Never repeat an exercise if you feel that it aggravates your pain. Stop the exercise immediately if it hurts.

Kind Regards,
Tim Allardyce DO MCSP SRP

Exercises For Shoulder Pain

 

Do you suffer from Shoulder Tendonitis, Bursitis, or Impingement?

What are Shoulder Tendonitis, Bursitis and Impingement?

Shoulder tendinitis, shoulder bursitis, and impingement are actually all closely linked.

Tendonitis is the inflammation of a tendon. In the shoulder, tendinitis usually affects the tendons of the biceps or rotator cuff as a result of pinching from surrounding structures.

When tendinitis affects the rotator cuff, the inflamed tendon may swell and get trapped beneath the acromion, making shoulder movement extremely uncomfortable. This is called shoulder impingement.
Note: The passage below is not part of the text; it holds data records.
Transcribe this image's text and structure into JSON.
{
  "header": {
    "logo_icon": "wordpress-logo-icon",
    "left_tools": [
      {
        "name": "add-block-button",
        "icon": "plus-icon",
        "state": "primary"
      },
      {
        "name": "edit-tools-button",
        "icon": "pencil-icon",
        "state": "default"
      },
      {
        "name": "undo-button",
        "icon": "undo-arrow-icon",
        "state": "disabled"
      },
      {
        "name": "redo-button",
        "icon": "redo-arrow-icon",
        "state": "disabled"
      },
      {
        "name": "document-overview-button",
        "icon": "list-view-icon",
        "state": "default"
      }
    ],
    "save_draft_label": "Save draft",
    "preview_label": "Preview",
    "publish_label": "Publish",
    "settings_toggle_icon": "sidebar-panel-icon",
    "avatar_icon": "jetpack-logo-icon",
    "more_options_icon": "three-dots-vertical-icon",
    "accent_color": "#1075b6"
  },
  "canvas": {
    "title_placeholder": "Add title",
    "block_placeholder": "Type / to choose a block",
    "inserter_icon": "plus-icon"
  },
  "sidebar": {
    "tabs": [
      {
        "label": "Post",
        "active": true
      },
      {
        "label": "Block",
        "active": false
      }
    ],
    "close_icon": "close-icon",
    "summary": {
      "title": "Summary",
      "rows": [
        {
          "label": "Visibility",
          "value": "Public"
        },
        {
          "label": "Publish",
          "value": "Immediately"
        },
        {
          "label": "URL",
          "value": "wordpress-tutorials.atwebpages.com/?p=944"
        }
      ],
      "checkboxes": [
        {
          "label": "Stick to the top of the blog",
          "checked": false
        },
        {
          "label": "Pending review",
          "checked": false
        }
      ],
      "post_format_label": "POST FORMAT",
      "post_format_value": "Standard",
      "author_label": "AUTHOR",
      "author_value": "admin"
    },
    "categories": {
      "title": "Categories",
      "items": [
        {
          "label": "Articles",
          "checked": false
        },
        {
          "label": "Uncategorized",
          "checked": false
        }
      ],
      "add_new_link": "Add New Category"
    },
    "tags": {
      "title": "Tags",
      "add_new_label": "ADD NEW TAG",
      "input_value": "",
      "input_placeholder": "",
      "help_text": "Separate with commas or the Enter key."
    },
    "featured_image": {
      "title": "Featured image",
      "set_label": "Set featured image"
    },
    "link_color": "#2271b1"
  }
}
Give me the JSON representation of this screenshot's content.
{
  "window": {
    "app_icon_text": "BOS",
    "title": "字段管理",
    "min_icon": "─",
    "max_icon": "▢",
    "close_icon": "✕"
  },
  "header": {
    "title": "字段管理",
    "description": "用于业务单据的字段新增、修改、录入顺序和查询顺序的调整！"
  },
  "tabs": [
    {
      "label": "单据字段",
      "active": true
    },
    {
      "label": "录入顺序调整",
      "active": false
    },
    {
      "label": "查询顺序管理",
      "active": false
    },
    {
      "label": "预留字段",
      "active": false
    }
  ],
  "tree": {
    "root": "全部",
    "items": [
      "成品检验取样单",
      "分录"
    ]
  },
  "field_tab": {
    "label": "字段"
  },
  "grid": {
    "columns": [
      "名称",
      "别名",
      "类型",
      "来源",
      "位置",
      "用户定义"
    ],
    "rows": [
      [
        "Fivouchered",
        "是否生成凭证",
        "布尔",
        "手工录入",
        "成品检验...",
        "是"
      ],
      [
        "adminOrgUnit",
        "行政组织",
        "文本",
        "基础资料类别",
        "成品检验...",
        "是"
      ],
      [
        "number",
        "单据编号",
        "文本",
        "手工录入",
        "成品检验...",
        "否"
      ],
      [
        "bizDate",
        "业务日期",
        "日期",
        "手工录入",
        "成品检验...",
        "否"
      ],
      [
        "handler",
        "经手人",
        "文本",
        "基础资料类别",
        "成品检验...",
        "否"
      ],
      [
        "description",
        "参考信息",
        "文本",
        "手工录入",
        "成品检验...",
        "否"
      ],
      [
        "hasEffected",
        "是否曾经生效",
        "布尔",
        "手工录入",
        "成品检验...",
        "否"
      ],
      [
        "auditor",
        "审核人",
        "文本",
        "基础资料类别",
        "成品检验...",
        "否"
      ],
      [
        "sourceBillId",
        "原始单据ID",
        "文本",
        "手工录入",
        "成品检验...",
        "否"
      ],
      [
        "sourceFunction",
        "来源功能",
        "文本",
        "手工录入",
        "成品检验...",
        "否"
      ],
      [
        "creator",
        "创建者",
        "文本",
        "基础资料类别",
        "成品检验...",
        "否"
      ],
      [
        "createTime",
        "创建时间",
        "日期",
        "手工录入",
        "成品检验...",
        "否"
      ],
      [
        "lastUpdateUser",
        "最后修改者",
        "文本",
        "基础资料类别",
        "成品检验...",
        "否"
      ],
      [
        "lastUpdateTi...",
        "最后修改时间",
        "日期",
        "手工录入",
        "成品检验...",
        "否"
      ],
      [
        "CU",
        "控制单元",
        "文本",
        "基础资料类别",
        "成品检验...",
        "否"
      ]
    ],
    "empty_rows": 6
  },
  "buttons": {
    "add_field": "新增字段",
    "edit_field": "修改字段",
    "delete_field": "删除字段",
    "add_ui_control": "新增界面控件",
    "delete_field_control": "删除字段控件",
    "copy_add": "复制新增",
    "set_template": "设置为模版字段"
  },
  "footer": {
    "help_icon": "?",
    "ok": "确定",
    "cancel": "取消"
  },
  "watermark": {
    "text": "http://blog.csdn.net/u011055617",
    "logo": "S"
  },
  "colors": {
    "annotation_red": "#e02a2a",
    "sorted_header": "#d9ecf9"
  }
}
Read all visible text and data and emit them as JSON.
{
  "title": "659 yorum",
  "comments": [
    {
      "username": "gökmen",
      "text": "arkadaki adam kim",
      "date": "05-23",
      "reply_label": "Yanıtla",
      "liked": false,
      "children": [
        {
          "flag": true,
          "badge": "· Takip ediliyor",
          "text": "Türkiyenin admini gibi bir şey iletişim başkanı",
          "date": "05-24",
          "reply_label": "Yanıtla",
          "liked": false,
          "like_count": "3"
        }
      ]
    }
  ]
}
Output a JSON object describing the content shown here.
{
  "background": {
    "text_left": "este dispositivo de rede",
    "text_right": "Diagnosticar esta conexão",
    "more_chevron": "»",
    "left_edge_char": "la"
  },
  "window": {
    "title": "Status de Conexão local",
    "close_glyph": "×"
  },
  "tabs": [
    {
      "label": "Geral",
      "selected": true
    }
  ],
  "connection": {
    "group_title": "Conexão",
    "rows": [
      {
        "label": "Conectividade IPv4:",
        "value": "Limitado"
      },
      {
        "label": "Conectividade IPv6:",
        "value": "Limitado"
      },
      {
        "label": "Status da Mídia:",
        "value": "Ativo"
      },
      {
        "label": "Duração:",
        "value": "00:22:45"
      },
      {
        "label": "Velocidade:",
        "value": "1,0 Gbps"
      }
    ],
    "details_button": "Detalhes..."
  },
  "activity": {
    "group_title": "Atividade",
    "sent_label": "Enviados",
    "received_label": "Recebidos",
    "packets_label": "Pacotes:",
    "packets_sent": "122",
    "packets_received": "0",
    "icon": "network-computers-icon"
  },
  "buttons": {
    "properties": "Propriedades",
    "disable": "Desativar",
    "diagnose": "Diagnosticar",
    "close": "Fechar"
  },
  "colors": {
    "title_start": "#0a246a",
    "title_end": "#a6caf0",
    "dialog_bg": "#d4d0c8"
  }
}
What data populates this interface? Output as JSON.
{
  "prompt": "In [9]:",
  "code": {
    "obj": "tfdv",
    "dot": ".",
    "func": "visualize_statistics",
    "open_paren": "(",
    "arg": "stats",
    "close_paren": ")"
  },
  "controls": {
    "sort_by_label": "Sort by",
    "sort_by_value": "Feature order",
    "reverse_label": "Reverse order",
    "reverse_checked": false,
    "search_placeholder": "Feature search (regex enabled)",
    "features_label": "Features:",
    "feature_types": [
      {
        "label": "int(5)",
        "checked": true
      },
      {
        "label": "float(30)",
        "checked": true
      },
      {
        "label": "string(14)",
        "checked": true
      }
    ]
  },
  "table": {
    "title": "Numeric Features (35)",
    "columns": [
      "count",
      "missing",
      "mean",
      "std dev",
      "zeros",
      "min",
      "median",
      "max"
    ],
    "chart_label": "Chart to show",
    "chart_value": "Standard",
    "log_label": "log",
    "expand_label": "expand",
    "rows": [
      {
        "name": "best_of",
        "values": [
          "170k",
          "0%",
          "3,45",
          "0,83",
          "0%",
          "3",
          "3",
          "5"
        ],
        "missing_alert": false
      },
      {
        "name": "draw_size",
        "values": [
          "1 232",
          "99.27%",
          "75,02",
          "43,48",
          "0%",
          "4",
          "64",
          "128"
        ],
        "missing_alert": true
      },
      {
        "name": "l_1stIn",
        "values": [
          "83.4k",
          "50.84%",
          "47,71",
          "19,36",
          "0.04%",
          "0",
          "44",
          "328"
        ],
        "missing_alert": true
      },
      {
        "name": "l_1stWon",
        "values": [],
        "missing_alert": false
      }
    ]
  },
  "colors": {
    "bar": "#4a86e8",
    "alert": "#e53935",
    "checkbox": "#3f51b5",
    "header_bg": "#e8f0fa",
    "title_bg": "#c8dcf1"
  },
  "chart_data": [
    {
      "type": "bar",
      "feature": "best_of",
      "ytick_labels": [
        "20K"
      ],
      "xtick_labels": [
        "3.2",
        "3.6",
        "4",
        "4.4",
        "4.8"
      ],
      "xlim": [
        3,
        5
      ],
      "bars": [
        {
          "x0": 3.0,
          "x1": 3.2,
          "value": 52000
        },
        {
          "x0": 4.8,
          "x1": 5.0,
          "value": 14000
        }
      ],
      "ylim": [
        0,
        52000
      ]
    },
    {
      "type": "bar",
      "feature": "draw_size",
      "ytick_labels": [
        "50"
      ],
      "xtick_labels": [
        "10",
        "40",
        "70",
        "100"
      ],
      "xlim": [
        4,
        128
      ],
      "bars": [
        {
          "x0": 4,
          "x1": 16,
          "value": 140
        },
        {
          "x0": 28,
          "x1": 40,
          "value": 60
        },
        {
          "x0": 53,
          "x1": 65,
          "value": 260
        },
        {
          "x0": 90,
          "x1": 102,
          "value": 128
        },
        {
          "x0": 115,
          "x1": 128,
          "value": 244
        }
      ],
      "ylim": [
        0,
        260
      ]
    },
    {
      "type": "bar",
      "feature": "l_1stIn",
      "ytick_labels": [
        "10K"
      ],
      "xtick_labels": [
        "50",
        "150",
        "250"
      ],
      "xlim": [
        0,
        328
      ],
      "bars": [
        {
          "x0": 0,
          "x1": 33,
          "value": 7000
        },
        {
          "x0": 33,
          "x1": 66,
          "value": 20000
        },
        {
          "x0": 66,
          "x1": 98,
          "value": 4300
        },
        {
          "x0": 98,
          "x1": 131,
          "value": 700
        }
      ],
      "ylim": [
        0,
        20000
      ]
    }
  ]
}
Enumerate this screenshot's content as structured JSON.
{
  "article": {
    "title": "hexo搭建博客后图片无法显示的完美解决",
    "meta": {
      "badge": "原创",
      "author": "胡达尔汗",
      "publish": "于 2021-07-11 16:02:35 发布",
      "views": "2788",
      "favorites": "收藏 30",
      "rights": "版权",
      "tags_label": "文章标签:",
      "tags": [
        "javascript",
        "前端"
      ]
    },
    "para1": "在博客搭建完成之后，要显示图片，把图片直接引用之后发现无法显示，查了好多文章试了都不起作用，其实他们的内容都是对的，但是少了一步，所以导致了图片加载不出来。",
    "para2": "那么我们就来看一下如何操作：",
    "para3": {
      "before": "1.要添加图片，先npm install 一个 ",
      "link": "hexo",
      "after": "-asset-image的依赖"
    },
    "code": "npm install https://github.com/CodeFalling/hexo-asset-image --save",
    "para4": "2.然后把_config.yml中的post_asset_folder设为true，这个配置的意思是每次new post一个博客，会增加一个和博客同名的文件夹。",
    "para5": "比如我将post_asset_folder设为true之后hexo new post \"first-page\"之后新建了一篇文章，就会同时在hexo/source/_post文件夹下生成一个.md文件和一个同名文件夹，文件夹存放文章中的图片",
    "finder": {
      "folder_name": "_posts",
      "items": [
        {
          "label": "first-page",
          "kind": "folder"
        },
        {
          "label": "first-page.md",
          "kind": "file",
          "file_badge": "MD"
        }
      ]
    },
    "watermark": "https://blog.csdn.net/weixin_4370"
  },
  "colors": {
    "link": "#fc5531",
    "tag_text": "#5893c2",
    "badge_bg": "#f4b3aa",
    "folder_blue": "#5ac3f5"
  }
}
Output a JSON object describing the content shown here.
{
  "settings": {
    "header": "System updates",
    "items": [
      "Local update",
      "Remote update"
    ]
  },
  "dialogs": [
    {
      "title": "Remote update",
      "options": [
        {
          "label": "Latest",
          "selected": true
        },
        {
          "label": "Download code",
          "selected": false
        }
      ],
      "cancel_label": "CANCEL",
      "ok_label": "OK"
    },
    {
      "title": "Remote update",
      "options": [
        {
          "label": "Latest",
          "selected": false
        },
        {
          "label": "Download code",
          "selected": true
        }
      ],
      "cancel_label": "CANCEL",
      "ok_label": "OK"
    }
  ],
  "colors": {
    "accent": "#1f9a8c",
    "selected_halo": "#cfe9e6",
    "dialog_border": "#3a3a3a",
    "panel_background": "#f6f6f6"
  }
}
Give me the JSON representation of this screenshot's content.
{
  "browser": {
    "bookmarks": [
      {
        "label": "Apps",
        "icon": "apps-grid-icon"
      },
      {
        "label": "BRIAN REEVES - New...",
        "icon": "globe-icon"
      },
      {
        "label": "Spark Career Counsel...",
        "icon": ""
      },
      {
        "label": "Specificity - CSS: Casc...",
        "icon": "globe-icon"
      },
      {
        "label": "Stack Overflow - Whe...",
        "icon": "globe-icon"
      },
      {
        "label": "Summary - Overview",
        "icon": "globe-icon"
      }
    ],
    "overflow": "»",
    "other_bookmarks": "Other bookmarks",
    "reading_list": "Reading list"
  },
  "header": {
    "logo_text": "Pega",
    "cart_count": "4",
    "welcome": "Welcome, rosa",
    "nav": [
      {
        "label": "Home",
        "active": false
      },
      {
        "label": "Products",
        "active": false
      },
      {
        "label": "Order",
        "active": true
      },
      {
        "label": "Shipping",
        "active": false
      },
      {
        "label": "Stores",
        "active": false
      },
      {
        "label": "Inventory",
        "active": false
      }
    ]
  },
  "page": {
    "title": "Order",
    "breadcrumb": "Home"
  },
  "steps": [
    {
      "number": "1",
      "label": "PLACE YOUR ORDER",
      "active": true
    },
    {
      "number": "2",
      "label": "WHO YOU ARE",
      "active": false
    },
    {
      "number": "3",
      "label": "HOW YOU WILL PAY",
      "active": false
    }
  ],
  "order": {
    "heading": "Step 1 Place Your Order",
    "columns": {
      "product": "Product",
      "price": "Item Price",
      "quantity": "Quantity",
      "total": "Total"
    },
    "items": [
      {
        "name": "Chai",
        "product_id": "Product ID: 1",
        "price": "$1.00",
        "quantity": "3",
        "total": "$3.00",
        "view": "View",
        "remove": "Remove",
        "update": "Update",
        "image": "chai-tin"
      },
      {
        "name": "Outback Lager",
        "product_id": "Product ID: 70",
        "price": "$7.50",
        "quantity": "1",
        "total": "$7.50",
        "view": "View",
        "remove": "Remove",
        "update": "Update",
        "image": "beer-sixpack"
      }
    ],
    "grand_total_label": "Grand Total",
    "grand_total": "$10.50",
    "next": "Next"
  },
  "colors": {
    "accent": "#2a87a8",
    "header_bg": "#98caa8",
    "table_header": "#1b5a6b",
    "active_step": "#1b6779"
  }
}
Bursitis is inflammation of the bursae. The bursae are fluid-filled sacs found next to tendons or large joints. They are used to make movement easier, inflammation often occurring in conjunction with tendonitis.

To find out more information please click the links below:

Shoulder Tendonitis

Shoulder Bursitis

Shoulder Impingement

Kind Regards,
Tim Allardyce DO MCSP SRP

Exercises For Shoulder Pain

 

 

Shoulder Impingement Syndrome

The cause of shoulder impingement syndrome is the compression of the tendons of the rotator cuff.

This is between part of the shoulder blade and the head of the humerus.

This may lead to a weakening of the tendons of the rotator cuff, a situation that may result in a torn rotator cuff.

Shoulder Impingement Treatment

Rest, ice, and anti-inflammatory medications and steroids are treatments for an impinged shoulder.

A simple series of stretching exercises and ice or heat may also give relief.

The use of an ice pack cools the inflammation down and conversely heat helps to warm up the muscles around the shoulder and get rid of some of the muscular tension.

A relatively inexpensive wrap for your shoulder can also do wonders.

If non-invasive treatments don’t work shoulder surgery may be required.

Shoulder Impingement Surgery

Subacromial decompression is the term used for surgery for shoulder impingement syndrome.

The surgical procedures used by doctors are designed to make more room for the tendons of the rotator cuff if shoulder surgery is necessary.

Acromioplasty is accomplished by removing bone spurs that the tendon rubs on in order to make more room for the tendon to glide normally.

A lubricating sack between the rotator cuff and the underside of the acromion that is inflamed by the impingement process is also removed.